Okay and what about four cards?
Okay, so here's the strategy, when the player can see four cards, meaning his own three in one community card. The player should let it ride. Again obviously with any paying hand, which would be a pair of tens or better or two pair. If the player has any four to a Flush, obviously including four to a Straight Flush or four Royal Flush. If the player has four to an outside Straight, with at least one high card. And there's two situations where it's exactly borderline, meaning that there's zero house edge in terms of whether or not you pull back or not. Those are four to outside Straight, with no high cards and four to an inside Straight with four high cards. If forced through a decision, I would let it ride in those situations for the same reason I would take advantage of the free odds in craps. There's not often you get a situation where there's no house advantage in the casino, and those two would be two of those situations.
Okay awesome and what is the house edge for this game?
So the house edge is 3.51% and that is defined as how much you can expect to lose, based on just one of your bets. So for example if you were to start out with $300 like this. I really only consider that as committing $100 because you can pull the other two back. So the 3.51% is based on just one wager. So if you were to start out with $300 like that you could expect to lose $3.51.
The element of risk in this game is 2.85%. That is the ratio of how much you can expect to lose over everything that you bet. Which I think is the better measure of how competitive a game is. Compared to other games, the house advantage in this game is kind of high. You can get a much better value in ultimate Texas Hold'em. There the element of risk is a nice low 0.53%.
And I just have to ask this for you know personal. Would you consider this a dead game?
Yeah this game is is pretty hard to find anymore. You know every game has a lifespan and for poker variants like this it's probably about 20 to 25 years. And I can remember this game being around in the 90’s. So I think players are kind of bored with it and have moved on to other games.
Awesome. So I got one more question for you. Does let it ride have any side bets that you want to talk about or anything that people want to be aware of?
Yes, every new game has side bets. This one for example has the classic bonus pay table, there was around from the beginning. And I have seen at least a dozen different variations of this pay table. The house advantage can range anywhere from 5% to 25%. And since then they've tacked on other ones based on just the player's initial three cards and all kinds of stuff. But as I say, for every single game, side bets are sucker bets, leave them alone. Not just the Let it ride but in every game.
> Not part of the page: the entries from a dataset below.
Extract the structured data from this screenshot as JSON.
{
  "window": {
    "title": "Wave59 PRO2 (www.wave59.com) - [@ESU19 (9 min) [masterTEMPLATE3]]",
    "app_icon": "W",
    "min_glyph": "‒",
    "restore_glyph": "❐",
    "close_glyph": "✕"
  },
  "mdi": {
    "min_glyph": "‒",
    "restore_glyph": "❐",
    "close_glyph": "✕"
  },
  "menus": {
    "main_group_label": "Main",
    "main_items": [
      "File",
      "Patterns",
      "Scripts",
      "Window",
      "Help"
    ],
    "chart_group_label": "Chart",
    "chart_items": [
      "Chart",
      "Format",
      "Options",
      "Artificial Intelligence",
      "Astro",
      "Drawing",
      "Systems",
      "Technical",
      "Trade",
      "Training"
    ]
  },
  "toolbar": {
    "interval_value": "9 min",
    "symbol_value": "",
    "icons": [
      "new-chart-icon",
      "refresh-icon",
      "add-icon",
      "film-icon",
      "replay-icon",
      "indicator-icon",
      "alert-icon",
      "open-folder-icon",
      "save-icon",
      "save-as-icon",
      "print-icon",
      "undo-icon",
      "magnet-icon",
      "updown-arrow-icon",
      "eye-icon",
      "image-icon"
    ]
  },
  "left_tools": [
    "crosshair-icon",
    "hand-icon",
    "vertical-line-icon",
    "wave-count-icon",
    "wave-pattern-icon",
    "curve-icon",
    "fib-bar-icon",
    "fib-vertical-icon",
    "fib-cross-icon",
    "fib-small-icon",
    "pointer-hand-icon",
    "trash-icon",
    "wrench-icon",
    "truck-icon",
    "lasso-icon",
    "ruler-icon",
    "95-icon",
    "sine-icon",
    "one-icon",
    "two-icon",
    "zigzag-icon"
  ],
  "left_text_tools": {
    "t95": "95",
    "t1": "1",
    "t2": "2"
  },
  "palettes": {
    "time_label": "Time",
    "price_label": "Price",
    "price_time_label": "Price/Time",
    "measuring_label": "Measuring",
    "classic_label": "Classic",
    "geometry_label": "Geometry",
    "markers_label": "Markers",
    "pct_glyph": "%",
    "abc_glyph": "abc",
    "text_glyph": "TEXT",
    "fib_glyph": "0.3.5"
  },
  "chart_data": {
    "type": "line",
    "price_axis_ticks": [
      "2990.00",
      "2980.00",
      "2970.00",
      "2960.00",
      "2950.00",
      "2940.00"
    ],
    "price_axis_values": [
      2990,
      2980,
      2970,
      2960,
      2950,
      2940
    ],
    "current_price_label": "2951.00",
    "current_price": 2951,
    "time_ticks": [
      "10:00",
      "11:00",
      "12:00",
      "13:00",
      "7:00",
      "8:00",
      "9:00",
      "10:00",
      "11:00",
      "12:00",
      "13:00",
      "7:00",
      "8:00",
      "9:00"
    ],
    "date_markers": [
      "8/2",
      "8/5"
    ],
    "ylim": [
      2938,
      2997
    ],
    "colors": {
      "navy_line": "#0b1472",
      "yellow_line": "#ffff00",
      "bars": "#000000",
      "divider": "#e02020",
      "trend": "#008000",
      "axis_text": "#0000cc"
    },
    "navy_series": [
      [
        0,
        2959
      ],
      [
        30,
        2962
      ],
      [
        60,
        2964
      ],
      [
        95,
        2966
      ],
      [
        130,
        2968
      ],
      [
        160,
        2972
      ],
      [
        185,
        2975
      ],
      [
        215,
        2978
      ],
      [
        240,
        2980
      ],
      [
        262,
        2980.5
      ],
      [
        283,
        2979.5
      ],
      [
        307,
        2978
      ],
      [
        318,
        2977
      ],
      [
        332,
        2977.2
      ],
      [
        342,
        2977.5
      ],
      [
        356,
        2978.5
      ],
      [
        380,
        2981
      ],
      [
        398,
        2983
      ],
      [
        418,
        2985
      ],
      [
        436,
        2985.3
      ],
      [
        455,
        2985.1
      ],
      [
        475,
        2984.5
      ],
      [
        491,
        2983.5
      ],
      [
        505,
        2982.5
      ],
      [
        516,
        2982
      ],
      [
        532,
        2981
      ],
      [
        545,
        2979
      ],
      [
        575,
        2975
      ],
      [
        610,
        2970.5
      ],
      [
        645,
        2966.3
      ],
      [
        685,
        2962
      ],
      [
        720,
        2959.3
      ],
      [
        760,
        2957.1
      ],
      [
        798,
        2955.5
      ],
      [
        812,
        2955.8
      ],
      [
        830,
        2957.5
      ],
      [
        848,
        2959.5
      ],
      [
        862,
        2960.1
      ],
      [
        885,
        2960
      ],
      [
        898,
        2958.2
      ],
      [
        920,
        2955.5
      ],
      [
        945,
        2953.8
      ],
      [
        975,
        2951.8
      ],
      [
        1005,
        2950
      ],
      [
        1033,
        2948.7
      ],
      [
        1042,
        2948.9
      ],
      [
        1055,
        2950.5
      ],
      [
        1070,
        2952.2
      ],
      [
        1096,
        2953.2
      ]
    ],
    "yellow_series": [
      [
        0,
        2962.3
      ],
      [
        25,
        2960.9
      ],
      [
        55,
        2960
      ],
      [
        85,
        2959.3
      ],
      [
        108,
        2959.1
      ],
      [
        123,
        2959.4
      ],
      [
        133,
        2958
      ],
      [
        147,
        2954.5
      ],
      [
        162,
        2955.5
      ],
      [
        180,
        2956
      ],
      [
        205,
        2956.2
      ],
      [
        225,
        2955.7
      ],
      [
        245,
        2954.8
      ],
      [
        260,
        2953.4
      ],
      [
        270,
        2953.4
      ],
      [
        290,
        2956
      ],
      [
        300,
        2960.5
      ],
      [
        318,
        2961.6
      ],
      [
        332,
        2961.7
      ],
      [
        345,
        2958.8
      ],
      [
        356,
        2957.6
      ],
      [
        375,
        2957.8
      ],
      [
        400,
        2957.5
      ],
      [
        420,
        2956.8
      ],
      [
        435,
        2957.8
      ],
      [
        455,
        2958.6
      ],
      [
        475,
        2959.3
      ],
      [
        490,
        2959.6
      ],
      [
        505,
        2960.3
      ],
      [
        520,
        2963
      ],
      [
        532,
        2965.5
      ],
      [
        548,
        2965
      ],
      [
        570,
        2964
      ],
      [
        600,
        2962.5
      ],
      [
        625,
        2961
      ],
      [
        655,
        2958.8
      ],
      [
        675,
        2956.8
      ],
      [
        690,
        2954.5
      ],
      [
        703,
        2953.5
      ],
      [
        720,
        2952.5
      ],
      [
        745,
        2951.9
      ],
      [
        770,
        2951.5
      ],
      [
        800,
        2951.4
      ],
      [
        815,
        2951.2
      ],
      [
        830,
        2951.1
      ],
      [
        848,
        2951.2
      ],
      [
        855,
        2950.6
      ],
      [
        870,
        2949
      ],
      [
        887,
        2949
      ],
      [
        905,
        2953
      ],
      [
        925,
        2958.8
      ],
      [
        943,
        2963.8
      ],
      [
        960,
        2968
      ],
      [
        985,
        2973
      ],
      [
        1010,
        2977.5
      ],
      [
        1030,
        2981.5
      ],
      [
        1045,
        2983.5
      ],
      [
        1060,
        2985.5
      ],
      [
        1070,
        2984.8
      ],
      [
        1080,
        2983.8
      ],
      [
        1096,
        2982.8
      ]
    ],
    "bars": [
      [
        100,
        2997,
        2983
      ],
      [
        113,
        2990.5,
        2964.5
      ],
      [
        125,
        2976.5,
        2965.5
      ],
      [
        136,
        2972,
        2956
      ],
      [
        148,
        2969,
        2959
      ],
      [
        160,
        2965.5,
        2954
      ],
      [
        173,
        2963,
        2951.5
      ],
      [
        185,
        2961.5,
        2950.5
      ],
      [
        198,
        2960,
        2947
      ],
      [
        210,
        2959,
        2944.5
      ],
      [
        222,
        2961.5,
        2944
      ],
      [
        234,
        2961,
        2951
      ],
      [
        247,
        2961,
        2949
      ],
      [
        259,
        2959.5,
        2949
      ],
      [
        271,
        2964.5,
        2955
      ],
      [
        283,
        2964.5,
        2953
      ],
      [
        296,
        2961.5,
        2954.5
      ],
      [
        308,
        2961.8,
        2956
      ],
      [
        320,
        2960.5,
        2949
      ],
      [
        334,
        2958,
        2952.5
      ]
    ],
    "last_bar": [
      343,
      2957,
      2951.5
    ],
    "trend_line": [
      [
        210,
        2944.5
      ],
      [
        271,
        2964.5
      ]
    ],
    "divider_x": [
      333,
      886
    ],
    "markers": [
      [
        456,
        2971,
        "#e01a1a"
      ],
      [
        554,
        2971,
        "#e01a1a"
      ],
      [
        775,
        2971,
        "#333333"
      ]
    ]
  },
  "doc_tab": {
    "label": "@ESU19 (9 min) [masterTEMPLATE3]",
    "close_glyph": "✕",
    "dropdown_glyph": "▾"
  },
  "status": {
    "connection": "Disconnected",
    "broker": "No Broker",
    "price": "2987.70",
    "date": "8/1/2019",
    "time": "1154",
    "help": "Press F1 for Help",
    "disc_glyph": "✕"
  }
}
Thank you so much.
Thanks Heather my pleasure.
Oh you're welcome. Yes we have plenty of information about Let-It-Ride on my website.